It just isn’t a brand new one.
The conversations I had with PokerStars and European Poker Tour executives almost a decade ago were all off the record. However, I feel comfortable revealing the details of those conversations here, because all of the people involved have moved on.
It was a time when what was good for the game trumped corporate greed. They fostered the growth of poker like it was their own child. PokerStars felt like a place that would always protect players and the game they loved. They have since been replaced by experts in corporate doublespeak. People that, until details of this new event were revealed, always seemed to put the shareholder well ahead of the customer, no matter what the cost.
The WSOP heads to Europe
The year 2007 was the first one in which the World Series of Poker left the friendly confines of Las Vegas, Nevada and headed across the pond to Europe. The inaugural WSOP Europe was by no means a huge event. However, it did mark the start of the WSOP’s foray into European poker. Of course, the PokerStars sponsored European Poker Tour was just hitting its stride at that time. It was quickly becoming the richest poker tour on the planet, outside of the WSOP.
PokerStars and the EPT had Europe on lock. Event entries and prize pools were ballooning wherever they went. The European appetite for poker appeared insatiable. So when the WSOP came over and looked to expand across Europe, executives at PokerStars and the EPT didn’t object. They had their piece of the pie. Instead, they were at least willing to share the rest of it, for the good of the game.
A meeting was set up between EPT executives and WSOP brass. For the EPT, the idea was to lay out its plans for tournament locations and dates over the next few years. That would allow the WSOP to fill in the gaps. If there were conflicts, they’d work it out. Instead of competing against one another, by sharing information, they could avoid each other. Both would have the chance to prosper. Ultimately, the big winner would be European poker players or anyone willing to travel there to play.
The EPT did exactly that, letting the WSOP know its entire plan. The WSOP said thanks and left the meeting without ever revealing any plans of its own.
The PokerStars $100 million freeroll
When PokerStars founder and original owner Isai Scheinberg got wind of the snub, the word is he wasn’t pleased. If the WSOP wanted to fight for pieces of poker’s pie rather than share it, he had an idea that could end the entire battle in one fell swoop.
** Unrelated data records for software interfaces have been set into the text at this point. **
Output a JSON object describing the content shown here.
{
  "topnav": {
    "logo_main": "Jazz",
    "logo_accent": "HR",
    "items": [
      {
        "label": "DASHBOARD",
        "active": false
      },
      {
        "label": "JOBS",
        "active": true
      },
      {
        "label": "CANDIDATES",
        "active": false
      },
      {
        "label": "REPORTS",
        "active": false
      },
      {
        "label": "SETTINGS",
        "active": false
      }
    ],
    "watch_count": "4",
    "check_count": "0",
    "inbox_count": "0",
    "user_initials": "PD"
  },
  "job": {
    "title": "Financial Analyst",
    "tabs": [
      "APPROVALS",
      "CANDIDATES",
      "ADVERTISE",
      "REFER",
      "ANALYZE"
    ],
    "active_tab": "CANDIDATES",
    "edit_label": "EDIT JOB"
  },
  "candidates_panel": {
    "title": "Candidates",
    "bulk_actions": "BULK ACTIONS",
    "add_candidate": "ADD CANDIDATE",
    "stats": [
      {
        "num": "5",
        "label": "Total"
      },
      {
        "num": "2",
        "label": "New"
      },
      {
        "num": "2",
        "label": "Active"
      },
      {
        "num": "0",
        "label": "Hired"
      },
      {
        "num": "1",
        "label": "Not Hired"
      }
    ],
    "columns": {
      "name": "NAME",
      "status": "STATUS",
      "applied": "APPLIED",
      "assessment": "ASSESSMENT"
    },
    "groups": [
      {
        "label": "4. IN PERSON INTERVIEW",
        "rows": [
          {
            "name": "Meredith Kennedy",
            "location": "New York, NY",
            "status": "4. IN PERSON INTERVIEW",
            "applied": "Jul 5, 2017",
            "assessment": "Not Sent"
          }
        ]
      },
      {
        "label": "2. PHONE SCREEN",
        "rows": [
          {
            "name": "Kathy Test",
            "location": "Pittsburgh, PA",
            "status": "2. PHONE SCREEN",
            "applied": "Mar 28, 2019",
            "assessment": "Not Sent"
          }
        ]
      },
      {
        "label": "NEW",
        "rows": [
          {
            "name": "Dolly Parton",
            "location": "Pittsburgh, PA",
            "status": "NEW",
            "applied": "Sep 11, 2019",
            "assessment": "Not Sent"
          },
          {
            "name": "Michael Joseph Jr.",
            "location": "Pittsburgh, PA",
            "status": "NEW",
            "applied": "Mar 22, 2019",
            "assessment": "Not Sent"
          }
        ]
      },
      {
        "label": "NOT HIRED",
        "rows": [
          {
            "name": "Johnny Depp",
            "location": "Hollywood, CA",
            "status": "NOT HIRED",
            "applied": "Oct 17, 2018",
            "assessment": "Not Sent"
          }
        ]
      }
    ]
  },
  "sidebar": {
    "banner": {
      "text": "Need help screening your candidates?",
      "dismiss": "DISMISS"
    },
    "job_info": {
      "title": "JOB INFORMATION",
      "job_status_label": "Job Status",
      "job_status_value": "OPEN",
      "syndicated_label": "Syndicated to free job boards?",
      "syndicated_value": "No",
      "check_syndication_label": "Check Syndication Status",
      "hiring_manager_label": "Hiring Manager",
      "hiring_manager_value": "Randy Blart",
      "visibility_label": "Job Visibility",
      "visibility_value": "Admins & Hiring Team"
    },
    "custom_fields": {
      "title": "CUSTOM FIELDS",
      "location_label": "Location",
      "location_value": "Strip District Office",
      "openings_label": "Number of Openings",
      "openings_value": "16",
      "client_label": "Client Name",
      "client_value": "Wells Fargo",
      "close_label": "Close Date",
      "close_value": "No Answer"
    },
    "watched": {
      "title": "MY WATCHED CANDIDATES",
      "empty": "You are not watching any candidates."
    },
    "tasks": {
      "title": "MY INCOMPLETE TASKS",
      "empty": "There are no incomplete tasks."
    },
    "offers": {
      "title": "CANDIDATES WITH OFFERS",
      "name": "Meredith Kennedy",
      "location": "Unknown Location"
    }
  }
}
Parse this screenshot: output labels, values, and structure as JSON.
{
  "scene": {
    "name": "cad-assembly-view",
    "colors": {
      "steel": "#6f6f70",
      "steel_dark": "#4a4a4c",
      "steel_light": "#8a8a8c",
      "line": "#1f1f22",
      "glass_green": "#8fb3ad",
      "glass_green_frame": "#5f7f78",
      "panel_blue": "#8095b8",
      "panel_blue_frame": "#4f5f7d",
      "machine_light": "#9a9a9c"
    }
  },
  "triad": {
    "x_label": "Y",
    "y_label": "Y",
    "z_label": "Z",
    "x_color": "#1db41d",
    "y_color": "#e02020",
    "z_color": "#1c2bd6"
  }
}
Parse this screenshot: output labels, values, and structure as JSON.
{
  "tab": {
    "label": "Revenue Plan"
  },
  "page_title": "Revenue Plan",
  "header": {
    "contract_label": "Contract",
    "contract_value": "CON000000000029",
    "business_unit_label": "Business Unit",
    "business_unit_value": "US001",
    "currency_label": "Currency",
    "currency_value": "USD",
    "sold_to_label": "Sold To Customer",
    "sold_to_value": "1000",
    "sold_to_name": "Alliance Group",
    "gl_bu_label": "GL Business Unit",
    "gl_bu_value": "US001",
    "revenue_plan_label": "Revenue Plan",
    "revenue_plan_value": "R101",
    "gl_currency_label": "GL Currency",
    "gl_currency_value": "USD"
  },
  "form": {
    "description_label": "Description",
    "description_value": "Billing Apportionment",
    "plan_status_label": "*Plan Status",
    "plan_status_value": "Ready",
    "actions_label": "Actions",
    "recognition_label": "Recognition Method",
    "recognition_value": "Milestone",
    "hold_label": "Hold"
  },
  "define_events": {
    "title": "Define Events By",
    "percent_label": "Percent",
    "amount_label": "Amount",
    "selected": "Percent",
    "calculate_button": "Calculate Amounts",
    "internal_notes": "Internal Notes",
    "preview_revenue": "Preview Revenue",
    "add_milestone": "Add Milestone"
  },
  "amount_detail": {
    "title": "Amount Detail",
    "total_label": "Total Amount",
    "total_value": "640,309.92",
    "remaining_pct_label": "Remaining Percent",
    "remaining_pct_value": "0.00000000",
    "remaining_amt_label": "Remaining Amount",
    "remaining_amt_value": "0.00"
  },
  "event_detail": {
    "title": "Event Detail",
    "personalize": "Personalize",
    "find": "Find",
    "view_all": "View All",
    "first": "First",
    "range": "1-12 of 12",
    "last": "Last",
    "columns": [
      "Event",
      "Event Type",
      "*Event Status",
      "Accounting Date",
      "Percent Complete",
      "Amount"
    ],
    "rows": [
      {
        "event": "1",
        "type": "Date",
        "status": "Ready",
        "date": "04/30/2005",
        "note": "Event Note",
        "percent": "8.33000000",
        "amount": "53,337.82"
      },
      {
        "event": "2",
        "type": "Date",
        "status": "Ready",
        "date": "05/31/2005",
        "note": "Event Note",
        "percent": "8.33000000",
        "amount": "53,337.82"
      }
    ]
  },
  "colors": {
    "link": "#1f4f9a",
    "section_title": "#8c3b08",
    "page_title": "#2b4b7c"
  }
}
The plan would be to run a live $100 million freeroll at a Las Vegas, Nevada casino at the same time as the WSOP Main Event. The WSOP Main Event would still have the prestige of being poker’s World Championship. However, a significant number of players would surely have walked away from that given the opportunity to win pieces of a $100 million prize pool without having to risk a dime.
Without a doubt, entry numbers would have been down at the WSOP Main Event. Plus, PokerStars, which had already built a reputation as an organization that put poker first, would have reaped an immeasurable amount of public relations goodwill.
Of course, it never happened. Over the years, the WSOP never really tried to take over Europe from the EPT. Perhaps, as a result, Scheinberg never tried to take away poker’s World Championship away from the WSOP.
The PokerStars Players No Limit Hold’em Championship
Fast forward to today and PokerStars’ plan for the PokerStars Players No Limit Hold’em Championship at the 2019 PCA. It’s significantly less than the $100 million Scheinberg seemed willing to give away. Plus, this event isn’t exactly aimed at smiting the competition.
Still, $9 million is a lot of money in today’s splintered poker economy. Plus, if the event is aimed at repairing the image of a company that recently pulled the rug out from underneath its highest volume players, reneging on a promise to pay out tens of thousands in bonuses, raising the rake, and generally promoting new variants of the game that rewards luck over skill, it’s likely to succeed.
And if it doesn’t, they can always roll out Scheinberg’s $100 million freeroll idea again.